◆ Activity:
Only lines holding "Transaction" are needed; copy each of them from the data below.

◆ Records:
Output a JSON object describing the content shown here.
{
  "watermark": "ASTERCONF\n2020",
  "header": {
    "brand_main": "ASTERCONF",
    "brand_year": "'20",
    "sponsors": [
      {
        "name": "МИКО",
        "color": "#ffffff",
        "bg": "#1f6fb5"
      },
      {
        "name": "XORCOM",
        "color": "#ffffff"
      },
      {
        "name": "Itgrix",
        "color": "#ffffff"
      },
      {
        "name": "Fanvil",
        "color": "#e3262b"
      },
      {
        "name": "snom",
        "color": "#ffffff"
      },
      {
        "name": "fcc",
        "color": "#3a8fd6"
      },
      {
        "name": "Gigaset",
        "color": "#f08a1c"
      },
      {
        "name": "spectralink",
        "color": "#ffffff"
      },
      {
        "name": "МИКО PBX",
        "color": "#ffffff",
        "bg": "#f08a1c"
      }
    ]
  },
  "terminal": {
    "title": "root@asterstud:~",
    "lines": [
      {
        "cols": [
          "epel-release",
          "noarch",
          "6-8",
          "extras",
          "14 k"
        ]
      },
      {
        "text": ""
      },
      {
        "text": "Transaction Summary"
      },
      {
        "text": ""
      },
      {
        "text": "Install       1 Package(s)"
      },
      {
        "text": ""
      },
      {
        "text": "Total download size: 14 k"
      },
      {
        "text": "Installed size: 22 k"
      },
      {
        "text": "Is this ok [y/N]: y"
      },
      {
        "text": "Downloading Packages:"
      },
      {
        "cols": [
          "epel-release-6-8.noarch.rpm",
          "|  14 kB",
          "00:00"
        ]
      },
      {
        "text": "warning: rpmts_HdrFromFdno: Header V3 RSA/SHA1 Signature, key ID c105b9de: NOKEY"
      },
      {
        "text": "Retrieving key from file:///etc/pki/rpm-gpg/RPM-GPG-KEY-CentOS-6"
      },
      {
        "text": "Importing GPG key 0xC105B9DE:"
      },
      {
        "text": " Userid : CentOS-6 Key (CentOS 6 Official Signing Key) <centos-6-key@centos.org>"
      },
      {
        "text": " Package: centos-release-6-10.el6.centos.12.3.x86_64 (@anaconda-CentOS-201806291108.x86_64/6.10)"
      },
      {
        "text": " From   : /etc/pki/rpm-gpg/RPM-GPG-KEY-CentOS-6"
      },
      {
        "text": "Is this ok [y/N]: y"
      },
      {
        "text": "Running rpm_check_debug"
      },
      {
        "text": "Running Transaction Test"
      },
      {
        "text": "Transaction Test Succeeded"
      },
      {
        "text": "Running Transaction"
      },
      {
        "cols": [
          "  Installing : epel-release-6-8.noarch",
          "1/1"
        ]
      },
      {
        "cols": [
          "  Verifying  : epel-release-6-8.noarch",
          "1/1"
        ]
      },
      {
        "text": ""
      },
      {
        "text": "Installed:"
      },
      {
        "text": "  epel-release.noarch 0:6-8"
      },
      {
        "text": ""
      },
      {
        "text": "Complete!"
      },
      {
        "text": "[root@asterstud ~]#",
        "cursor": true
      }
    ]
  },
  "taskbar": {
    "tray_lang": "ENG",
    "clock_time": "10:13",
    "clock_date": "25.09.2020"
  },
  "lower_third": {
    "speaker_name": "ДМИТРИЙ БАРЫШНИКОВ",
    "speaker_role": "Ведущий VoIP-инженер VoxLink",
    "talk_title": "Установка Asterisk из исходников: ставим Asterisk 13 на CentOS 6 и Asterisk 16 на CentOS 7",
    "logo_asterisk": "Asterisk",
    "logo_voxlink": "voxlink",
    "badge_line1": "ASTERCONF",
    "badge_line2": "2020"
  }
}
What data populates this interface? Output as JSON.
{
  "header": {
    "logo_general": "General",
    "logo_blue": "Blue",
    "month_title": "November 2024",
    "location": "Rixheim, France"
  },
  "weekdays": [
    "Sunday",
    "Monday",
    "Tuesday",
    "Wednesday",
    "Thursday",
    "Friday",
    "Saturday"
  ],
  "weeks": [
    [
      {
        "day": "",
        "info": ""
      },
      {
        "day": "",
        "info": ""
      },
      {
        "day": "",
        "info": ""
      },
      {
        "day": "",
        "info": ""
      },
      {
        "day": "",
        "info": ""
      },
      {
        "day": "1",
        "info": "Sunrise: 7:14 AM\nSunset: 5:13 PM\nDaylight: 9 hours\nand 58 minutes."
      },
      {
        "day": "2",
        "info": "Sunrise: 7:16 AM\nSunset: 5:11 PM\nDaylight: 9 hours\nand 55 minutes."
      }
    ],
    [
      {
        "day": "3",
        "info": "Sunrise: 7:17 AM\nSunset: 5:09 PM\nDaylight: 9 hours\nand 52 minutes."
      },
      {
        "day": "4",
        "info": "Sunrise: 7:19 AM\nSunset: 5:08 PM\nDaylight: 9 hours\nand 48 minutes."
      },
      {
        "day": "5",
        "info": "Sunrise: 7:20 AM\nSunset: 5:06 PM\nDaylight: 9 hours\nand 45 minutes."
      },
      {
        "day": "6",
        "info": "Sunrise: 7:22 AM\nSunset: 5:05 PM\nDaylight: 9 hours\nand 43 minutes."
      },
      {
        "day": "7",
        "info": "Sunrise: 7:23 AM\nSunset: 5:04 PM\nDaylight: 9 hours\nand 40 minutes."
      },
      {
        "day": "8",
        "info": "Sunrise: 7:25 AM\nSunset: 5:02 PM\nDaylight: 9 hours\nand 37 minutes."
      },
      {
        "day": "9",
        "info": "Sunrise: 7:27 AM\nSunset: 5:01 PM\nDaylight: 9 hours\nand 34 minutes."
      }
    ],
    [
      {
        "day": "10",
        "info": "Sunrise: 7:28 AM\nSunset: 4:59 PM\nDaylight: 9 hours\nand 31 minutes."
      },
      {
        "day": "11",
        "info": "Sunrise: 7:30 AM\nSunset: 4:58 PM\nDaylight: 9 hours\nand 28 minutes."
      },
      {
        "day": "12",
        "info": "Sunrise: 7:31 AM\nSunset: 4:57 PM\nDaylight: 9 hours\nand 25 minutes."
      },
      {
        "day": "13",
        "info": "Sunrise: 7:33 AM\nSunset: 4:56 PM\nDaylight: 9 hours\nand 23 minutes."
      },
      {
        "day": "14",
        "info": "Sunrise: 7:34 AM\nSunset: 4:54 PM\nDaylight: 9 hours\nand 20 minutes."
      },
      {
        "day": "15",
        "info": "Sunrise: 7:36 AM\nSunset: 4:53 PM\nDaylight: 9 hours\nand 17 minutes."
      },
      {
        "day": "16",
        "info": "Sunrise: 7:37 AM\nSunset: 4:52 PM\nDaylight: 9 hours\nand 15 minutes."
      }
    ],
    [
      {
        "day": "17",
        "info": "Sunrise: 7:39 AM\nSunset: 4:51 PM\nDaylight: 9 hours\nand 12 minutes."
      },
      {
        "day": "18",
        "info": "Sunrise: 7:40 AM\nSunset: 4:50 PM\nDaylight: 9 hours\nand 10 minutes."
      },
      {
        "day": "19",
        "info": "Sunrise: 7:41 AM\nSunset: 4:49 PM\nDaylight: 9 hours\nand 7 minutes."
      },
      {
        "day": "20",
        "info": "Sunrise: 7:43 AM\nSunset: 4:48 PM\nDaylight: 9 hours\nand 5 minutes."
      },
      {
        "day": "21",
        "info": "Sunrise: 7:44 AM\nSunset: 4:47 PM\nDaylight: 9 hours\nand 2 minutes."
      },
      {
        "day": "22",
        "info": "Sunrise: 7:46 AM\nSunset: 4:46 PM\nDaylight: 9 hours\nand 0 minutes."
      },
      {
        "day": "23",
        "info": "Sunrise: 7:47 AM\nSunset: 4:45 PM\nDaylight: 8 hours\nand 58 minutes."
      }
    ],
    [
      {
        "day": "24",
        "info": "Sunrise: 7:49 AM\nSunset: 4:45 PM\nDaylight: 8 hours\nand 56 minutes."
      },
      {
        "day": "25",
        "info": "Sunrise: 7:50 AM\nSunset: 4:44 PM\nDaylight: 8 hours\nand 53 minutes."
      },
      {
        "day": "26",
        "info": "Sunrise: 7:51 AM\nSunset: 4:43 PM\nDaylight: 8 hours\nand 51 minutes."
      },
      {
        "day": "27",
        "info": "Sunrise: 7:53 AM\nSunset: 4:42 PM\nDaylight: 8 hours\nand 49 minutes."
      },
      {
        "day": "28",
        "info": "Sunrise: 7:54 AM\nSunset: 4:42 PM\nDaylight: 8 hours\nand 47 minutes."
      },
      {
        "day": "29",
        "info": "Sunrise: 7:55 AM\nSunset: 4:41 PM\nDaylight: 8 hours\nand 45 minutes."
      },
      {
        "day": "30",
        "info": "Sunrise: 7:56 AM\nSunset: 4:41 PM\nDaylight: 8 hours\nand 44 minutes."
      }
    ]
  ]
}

◆ Task solution:
        "text": "Transaction Summary"
        "text": "Running Transaction Test"
        "text": "Transaction Test Succeeded"
        "text": "Running Transaction"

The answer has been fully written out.